The primary goal of Nostr is to establish a global social network that avoids the pitfalls of previous attempts at decentralized social media, such as the federated server model used by Mastodon.
Nostr is a protocol developed as an attempt to create a simple, censorship-resistant alternative to mainstream social media platforms like Twitter. It was designed by a developer known as fiatjaf, who is also known for his involvement in the LNURL spec. While not a Bitcoin or Lightning Network project, it has garnered attention from individuals within the Bitcoin community due to fiatjaf's involvement.
The primary goal of Nostr is to establish a global social network that avoids the pitfalls of previous attempts at decentralized social media, such as the federated server model used by Mastodon. This model, which utilizes the ActivityPub protocol, has been criticized for leading to authoritarian community management and inter-server disputes, undermining its goal of being censorship-resistant.
Nostr diverges from this approach by using cryptographic private keys, similar to those in Bitcoin's Taproot (Schnorr keys), to establish user identity. Messages are published as JSON blobs, signed with the user's key, and can be sent to multiple relays.
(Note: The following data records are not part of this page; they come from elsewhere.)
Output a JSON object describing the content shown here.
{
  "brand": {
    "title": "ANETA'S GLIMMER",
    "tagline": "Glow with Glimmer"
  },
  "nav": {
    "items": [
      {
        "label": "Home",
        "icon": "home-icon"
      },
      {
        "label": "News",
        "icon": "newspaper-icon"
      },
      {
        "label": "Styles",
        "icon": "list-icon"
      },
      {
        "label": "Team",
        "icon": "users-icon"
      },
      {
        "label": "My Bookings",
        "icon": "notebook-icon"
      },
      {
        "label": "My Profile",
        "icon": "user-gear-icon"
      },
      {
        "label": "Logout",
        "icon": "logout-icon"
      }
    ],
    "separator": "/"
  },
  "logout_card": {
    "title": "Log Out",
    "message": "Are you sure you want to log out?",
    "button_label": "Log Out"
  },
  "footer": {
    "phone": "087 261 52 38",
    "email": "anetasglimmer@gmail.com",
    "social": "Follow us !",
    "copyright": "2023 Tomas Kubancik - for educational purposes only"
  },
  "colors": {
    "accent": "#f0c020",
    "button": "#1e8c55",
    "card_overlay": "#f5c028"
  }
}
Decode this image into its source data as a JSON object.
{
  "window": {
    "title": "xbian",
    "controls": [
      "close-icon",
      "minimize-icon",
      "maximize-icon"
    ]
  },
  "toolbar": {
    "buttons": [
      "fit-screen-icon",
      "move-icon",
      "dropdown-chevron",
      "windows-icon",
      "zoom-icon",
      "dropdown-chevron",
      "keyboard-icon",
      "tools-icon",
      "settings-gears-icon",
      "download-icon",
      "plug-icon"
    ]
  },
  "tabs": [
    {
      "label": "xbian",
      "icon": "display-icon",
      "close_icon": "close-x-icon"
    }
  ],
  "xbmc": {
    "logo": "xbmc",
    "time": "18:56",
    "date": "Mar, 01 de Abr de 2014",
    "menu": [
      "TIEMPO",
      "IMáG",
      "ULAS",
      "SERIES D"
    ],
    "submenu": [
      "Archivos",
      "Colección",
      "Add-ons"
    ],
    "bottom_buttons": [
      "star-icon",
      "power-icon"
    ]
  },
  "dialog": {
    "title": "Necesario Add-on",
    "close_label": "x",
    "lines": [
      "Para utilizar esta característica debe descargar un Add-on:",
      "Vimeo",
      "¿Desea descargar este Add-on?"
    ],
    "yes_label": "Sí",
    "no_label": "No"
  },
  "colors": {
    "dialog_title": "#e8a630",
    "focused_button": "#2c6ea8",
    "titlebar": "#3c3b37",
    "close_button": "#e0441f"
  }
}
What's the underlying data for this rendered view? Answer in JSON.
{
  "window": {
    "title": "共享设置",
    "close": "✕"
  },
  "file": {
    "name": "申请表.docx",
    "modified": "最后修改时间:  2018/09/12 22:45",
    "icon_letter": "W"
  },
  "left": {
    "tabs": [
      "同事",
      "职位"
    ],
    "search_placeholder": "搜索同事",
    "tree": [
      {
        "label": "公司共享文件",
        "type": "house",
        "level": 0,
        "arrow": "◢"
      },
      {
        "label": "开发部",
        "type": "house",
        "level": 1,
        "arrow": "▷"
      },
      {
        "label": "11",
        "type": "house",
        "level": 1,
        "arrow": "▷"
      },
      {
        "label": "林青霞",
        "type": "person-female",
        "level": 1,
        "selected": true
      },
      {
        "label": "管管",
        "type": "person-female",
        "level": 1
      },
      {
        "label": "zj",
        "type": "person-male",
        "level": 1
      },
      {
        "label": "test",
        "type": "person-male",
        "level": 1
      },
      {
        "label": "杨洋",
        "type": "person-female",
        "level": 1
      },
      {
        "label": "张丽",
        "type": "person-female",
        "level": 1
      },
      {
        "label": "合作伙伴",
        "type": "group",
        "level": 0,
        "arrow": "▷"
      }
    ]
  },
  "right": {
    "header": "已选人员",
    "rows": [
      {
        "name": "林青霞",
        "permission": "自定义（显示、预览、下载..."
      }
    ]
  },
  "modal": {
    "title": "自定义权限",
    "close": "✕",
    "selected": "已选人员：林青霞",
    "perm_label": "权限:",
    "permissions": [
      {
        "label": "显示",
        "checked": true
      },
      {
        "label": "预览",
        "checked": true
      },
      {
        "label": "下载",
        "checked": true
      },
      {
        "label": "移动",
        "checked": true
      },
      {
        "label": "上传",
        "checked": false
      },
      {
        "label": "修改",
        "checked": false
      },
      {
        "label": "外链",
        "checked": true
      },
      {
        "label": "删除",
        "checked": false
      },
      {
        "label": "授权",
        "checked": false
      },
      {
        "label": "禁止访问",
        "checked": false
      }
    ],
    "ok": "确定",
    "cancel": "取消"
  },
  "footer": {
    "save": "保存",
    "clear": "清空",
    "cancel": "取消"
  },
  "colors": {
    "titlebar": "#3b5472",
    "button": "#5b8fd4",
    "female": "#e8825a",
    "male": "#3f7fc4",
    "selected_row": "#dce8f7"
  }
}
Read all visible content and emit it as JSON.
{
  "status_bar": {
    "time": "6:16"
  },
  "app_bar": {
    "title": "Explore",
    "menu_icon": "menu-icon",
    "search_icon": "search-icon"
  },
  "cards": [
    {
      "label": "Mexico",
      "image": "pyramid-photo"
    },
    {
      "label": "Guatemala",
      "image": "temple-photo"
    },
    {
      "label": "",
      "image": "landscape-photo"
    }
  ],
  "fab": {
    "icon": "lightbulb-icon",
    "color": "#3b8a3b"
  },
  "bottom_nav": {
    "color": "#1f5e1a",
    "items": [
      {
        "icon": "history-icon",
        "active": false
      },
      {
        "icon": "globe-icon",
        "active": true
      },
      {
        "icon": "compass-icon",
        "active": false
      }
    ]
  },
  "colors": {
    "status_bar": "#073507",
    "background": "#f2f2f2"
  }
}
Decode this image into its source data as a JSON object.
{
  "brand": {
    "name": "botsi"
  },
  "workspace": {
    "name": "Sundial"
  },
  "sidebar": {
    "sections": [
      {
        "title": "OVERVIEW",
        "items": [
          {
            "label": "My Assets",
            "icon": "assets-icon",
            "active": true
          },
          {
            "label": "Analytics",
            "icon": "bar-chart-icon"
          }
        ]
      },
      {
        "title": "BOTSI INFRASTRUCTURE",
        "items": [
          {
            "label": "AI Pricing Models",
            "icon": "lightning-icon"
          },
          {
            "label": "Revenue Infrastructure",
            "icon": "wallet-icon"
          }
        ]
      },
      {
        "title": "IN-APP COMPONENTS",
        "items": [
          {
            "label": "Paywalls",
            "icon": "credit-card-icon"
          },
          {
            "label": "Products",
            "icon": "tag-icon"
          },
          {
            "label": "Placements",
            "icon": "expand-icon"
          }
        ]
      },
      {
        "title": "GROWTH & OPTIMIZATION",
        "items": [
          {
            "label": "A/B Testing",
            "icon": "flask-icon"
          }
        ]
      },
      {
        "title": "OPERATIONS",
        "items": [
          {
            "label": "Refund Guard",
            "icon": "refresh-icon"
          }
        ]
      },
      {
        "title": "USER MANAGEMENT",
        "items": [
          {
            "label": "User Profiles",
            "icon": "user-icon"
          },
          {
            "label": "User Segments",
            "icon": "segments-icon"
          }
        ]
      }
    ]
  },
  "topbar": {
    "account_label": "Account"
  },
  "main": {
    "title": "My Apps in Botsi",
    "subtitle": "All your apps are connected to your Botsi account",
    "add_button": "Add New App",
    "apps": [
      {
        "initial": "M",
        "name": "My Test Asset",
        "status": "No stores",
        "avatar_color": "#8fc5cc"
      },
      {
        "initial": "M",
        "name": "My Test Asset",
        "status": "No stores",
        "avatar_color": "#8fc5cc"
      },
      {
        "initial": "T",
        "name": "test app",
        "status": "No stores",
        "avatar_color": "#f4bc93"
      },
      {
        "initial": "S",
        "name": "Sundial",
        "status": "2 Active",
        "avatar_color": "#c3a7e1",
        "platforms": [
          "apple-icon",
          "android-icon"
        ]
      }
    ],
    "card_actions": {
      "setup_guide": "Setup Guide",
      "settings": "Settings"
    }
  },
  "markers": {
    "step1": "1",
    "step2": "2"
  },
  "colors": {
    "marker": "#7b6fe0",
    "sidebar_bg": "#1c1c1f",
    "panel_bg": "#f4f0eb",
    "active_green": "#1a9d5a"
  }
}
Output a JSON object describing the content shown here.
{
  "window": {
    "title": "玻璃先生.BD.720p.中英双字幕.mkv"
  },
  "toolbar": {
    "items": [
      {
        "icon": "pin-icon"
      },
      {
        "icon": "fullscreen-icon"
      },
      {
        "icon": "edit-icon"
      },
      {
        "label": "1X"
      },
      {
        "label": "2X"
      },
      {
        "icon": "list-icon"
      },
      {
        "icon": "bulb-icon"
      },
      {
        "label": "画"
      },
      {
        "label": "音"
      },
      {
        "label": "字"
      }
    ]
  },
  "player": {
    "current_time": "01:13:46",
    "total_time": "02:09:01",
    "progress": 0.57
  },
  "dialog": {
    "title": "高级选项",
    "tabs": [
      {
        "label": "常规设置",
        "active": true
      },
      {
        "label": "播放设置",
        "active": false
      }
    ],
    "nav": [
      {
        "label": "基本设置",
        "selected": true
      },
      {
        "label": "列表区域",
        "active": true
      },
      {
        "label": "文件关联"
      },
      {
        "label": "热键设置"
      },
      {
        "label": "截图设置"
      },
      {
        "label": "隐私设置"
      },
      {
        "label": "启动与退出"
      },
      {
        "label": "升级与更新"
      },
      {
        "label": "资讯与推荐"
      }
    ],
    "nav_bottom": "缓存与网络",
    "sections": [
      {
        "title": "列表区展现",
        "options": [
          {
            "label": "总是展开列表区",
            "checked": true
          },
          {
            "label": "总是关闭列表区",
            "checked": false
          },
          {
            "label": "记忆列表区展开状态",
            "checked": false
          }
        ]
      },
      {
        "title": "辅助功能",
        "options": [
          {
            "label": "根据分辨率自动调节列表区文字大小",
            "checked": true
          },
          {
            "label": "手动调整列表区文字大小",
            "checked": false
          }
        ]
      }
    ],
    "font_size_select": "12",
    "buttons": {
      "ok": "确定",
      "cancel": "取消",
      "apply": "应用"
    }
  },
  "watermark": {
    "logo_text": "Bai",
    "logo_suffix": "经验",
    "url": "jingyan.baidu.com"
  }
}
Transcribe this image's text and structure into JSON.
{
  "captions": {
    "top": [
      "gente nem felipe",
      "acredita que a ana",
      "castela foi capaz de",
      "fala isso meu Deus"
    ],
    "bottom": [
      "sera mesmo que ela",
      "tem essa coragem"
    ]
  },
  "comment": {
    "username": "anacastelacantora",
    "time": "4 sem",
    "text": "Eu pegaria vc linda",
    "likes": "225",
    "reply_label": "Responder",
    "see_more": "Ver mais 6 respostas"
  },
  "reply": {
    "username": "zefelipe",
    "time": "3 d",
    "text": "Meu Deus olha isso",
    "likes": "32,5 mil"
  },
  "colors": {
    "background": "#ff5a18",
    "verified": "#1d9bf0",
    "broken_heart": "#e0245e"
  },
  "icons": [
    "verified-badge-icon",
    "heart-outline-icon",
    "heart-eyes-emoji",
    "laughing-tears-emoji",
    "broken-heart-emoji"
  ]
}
Unlike federated models, Nostr doesn't tether a user's identity to a specific server, thereby preventing arbitrary bans by server administrators.
The underlying infrastructure of Nostr consists of relays, which are akin to databases that store and forward messages. These relays are "dumb" in the sense that they do not discriminate against content, accepting messages signed by any user's private key. If a user is banned from one relay, they can easily continue their activities on others, ensuring a high degree of censorship resistance.
Nostr also defines a straightforward querying interface for the database, allowing users to request posts from specific public keys and receive updates in real-time via websockets. This facilitates the creation of real-time applications, such as chat rooms, without the need for traditional web apps to interact with databases directly, which can pose security risks.
Users do not need to run a node to participate in Nostr. They can interact with the network through clients like Damus, which communicate with relays. Damus is an example of a client that simplifies the onboarding process, requiring no personal information to create an account and allowing users to start sending messages to selected relays quickly.
Nostr's design enables various use cases beyond public social networking. For instance, organizations can operate private relays within their infrastructure, allowing for secure internal communication that remains invisible to outsiders. Personal implementations can also be tailored to individual needs, such as receiving private real-time notifications for cryptocurrency transactions.
The question of incentives for running public relays is critical, as they can consume significant resources. Some relay operators may be motivated by a desire to support the network's growth and success. Others might implement payment systems, requiring users to pay a fee, often via a cryptocurrency like Bitcoin's Lightning Network, to send messages to their relay. This could also help mitigate spam by adding a cost to message sending.
Spam remains a concern within Nostr's network, and several strategies are being considered to address it, including proofs of work and paid relays. Additionally, the concept of "orange checks," akin to verified statuses on other platforms, has been proposed. Users could pay for these checks, which would then help others identify trustworthy accounts and filter out spam.
Nostr represents an innovative approach to creating a decentralized, censorship-resistant social media platform. By leveraging simple cryptographic identities and a network of relays, it provides a versatile foundation for various applications. While challenges such as spam management persist, the ongoing development and community support suggest a robust potential for Nostr to impact the landscape of social networking.